The government of Kenya has launched a full scale attack against the Oromo Liberation Front (OLF), and according to human rights groups, Oromo refugees through out Kenya, including the capital city Nairobi, are currently being harassed and abused by Kenyan security forces, a UN news agency reports. Read the full report below.
MOYALE, ETHIOPIA (IRIN) – The presence of an Ethiopian rebel group in northern Kenya, coupled with operations by security forces from both countries, has caused numerous casualties and displacement among local residents, who also complain of arbitrary arrests.
“They are a menace,” Moyale District Commissioner David Rotich said of the secessionist Oromo Liberation Front (OLF), which first rose up against Ethiopian authorities three decades ago.
“They pose a major threat to security and development and are linked to a group of gun dealers and poachers across the region,” he alleged.
Residents of Moyale, Isiolo and Marsabit districts told IRIN that civilians were often detained by security agents who accused them of belonging to the OLF, or harassed by the rebels on suspicion of collaborating with the authorities.
A trader at Walda centre in Sololo, Moyale district, said several business people had to close their operations because of a wave of terror acts allegedly arising from the OLF presence in the area.
“Walda trading centre is a risky and difficult area to do business because it is considered the main military base for OLF rebels;
Ethiopian Woyanne troops frequently attack us while pursuing the rebel fighters who also attack, abduct, kill and threaten local residents,” the trader said.
Identifying himself only as Wario, a hotelier at Turbi – where at least 80 people were killed four years ago – said the OLF, often comprising Kenyans and Ethiopians, once ordered him close his restaurant business because of his ethnicity.
“Our county council and government issues permits and licences for all traders to conduct business but [I believe] OLF makes the final decision; I was forced to close my restaurant because my crime was simple, I am a Gabra and therefore considered an enemy,” Wario said.
Most of the OLF fighters in northern Kenya are from the Borana community.
A retired chief from Sololo said: “The OLF was at first a pride to the Borana community but it is now a monster; it has killed many of our neighbours.”
On 15 December, 15 people died in Moyale and Marsabit districts after fierce fighting between the OLF and a splinter group in Badarero, Walda and Kate areas.
A Turbi resident, identified only as Ndege, said hundreds of families from his Gabra community remained displaced.
“We have suffered greatly at the hands of OLF; many people have been killed, many families are poor after losing their livestock to OLF, many have moved far away to look for manual work, other are recipients of relief food, beggars in towns and some young orphaned girls have been forced to work as commercial sex workers,” Ndege said.
In November, Kenya police launched an operation to flush out the OLF rebels.
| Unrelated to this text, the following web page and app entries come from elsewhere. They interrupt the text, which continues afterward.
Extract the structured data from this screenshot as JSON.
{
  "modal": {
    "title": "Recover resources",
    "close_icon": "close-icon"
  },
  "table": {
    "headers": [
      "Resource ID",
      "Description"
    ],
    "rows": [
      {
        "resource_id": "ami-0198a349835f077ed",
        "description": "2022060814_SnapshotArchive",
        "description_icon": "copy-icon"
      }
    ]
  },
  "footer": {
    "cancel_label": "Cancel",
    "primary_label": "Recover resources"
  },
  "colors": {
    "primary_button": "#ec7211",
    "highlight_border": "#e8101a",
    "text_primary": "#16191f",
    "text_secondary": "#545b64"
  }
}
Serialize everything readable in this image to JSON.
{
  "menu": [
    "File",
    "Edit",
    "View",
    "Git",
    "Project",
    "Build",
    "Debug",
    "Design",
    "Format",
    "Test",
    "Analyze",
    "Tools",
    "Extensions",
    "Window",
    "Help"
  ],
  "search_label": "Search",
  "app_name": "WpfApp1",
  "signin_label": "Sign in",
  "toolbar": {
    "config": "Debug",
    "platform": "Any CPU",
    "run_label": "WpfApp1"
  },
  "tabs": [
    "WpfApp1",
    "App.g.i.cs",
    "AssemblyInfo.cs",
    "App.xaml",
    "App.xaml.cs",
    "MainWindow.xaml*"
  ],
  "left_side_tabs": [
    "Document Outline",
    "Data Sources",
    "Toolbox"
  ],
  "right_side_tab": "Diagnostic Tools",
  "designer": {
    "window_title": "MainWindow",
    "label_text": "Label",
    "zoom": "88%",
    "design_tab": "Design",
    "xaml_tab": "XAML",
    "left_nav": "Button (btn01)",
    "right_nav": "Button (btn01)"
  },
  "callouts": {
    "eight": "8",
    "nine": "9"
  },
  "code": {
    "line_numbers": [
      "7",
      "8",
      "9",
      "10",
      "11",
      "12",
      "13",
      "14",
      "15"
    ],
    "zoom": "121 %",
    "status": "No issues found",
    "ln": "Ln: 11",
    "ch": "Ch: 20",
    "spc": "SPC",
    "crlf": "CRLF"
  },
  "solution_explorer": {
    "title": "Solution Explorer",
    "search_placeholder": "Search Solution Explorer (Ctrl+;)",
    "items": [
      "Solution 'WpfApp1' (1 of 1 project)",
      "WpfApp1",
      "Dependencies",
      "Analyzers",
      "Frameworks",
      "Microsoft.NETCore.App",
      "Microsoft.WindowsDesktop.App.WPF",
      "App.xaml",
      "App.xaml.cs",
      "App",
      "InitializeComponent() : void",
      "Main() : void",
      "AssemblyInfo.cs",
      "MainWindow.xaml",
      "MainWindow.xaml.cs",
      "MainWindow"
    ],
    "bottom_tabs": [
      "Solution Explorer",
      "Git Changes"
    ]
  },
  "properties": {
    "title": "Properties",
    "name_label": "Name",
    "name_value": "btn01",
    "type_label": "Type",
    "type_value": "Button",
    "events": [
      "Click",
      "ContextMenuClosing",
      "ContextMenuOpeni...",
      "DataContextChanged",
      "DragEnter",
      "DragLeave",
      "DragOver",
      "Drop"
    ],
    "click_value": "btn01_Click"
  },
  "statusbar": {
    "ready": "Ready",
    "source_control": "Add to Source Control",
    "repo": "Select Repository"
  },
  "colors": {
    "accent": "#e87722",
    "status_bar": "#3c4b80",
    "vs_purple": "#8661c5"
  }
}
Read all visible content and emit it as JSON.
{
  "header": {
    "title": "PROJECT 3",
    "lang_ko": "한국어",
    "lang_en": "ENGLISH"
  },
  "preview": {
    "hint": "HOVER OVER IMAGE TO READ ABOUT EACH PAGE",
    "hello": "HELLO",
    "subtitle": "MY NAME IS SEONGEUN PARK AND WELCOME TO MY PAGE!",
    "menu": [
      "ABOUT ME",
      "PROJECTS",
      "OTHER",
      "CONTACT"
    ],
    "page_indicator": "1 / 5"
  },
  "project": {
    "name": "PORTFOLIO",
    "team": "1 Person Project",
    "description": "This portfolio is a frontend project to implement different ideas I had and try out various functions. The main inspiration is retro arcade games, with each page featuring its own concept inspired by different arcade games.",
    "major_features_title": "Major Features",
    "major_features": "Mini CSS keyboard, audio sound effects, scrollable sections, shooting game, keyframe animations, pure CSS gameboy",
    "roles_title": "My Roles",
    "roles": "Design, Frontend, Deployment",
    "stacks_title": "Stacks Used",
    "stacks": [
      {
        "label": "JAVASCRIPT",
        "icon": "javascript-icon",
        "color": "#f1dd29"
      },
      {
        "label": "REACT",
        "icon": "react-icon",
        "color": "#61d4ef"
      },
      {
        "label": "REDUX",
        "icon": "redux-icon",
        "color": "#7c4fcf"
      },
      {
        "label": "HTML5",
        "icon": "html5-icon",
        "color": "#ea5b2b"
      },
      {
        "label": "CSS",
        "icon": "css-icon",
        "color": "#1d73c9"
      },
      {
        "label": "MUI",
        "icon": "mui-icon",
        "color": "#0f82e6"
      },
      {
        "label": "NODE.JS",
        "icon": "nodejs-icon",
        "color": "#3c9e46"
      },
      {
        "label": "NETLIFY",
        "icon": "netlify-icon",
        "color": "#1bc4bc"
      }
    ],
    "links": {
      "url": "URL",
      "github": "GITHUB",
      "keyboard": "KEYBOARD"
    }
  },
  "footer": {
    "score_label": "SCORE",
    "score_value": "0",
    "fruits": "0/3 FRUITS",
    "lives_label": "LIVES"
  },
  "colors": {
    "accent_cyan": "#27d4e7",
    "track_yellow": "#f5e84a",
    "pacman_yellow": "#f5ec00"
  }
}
However, residents said dozens of innocent youth were netted in the operation.
Moyale police commander Nathaniel Langat, told IRIN: “We have intelligence reports, what we are doing now is very different from the past operations, it has achieved a lot, the rebels have fled, many have crossed to Ethiopia, the government could not just sit and watch its citizens being killed, abducted and threatened by this bandits.”
Wenslas Ong’ayo, the Upper Eastern province regional commissioner, said the operation was being conducted “with a human face” and that no incidents had been reported so far. He added that all those arrested were found with weapons and had no permission to be in the country.
However, Wajir human rights network official Mukhtar Nur said an assessment conducted by the group established that local residents were living in fear of security forces and rebel fighters roaming the area.
“Young herders are no longer going out to look after their animals for fear of arrests,” he said. “Women are also afraid to go out to look for water or firewood because some have been arrested along the way, held the whole day and accused of ferrying supplies to the rebels.”
• Meanwhile, in Nairobi, some 200 ethnic Oromos from Ethiopia complained of police harassment at a protest rally on 23 December.
“The police come to our houses in the middle of the night, abusing women, ripping up our refugee documents,” Tsegaye Gudeta, spokesman for the Oromo Refugee Community Welfare Association, told IRIN.
“Besides detention, some of us are facing daily disappearances and abuse. We were afraid for our lives, have no other place to go and we couldn’t wait any more,” he added.
The protest was held outside the UN Refugee Agency, which Gudeta said should work with Kenyan police to increase awareness of refugees’ rights.